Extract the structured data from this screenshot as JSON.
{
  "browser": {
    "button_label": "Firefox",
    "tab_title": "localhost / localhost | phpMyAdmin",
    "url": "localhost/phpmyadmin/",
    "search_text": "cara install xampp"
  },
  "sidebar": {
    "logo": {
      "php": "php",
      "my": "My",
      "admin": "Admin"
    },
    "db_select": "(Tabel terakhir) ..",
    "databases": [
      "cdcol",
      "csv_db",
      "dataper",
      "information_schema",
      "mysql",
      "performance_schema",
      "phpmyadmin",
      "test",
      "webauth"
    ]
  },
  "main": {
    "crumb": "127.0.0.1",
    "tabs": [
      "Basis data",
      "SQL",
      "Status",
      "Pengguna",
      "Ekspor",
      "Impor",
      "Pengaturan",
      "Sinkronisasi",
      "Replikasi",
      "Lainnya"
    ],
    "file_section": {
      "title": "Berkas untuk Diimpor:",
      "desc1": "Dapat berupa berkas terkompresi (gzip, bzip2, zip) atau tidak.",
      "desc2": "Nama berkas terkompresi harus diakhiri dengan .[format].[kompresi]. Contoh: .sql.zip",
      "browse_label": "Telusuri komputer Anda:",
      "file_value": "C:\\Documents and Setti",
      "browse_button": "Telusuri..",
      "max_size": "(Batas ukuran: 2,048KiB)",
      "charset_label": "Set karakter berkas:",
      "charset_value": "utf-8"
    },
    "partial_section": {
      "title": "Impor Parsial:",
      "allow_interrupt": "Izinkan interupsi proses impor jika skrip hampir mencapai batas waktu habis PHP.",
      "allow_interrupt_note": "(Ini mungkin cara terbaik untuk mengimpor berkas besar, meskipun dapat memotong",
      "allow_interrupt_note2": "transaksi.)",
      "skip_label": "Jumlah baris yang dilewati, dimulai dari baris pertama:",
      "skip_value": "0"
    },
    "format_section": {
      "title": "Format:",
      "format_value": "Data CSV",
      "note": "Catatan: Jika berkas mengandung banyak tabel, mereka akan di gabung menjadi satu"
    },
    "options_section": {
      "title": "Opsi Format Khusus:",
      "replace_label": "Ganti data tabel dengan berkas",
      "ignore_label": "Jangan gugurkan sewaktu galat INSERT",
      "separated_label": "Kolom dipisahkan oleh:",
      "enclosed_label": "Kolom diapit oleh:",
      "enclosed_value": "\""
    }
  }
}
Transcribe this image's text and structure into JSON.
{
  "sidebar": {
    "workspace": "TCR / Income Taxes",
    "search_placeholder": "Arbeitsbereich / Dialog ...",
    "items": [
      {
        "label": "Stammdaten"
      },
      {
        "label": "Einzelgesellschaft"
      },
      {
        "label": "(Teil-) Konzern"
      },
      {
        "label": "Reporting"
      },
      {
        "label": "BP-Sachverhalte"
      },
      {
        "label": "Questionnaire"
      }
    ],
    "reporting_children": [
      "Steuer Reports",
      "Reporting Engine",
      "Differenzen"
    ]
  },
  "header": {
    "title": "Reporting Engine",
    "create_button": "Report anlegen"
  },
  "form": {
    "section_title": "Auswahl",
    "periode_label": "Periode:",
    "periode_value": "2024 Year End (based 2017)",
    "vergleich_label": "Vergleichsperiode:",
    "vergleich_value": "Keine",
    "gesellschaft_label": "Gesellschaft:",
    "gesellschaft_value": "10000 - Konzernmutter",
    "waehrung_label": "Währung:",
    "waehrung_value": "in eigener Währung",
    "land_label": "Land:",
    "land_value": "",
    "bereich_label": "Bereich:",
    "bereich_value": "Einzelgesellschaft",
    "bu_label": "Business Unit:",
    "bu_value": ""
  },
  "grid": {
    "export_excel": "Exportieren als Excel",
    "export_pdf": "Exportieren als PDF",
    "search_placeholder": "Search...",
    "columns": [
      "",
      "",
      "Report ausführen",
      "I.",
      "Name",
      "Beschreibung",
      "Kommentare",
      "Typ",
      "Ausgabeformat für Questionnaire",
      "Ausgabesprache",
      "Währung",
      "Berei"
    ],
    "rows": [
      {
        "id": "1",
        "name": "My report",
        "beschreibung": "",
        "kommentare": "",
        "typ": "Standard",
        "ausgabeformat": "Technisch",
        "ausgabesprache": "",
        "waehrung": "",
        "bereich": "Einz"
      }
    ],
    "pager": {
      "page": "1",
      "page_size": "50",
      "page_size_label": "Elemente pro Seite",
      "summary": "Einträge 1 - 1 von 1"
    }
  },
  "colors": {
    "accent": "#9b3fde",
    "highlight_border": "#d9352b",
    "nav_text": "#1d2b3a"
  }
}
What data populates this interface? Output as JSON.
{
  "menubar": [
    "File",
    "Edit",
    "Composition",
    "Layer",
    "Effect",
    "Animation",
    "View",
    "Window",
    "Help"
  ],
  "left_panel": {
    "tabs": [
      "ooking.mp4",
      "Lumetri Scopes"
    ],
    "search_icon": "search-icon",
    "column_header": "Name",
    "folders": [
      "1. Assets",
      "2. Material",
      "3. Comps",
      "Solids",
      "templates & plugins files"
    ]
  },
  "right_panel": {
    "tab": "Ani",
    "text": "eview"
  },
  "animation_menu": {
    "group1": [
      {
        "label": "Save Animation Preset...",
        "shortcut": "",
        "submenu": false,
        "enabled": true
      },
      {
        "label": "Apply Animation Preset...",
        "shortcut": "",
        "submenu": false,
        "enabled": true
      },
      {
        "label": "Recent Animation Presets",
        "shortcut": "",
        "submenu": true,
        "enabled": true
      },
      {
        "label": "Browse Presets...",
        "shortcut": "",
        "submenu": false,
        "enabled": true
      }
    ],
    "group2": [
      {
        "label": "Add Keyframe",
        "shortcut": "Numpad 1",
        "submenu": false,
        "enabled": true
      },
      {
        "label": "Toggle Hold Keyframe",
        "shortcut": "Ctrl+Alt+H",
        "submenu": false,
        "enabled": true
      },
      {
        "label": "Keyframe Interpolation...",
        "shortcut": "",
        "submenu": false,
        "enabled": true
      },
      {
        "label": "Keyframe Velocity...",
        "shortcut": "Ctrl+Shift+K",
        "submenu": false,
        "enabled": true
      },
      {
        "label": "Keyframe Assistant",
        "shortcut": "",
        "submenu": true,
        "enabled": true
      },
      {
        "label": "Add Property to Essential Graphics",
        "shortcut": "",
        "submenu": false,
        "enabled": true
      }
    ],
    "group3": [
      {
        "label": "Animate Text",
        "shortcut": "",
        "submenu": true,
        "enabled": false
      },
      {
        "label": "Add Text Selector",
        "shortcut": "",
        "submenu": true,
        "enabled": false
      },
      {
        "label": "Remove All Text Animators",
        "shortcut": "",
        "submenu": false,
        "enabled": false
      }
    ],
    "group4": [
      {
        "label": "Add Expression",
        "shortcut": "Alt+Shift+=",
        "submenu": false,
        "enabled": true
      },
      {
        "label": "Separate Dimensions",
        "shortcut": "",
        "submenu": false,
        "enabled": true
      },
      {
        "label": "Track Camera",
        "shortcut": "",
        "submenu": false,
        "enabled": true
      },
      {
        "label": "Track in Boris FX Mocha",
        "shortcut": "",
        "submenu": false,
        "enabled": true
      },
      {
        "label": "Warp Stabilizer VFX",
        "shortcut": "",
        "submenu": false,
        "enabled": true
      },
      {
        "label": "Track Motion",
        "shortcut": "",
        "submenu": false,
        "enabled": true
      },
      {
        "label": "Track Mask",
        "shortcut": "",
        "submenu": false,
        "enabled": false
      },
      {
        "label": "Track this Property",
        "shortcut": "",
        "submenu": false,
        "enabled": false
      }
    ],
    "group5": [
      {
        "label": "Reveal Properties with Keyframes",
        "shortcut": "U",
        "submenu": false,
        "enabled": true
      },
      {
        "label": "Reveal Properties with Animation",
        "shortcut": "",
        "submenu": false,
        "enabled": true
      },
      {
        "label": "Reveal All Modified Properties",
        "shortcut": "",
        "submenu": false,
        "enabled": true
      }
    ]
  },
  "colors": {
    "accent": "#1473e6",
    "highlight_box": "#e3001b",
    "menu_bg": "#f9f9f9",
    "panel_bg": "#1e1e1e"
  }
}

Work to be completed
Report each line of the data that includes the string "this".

Written answer
Extract the structured data from this screenshot as JSON.
Transcribe this image's text and structure into JSON.
What data populates this interface? Output as JSON.
        "label": "Track this Property",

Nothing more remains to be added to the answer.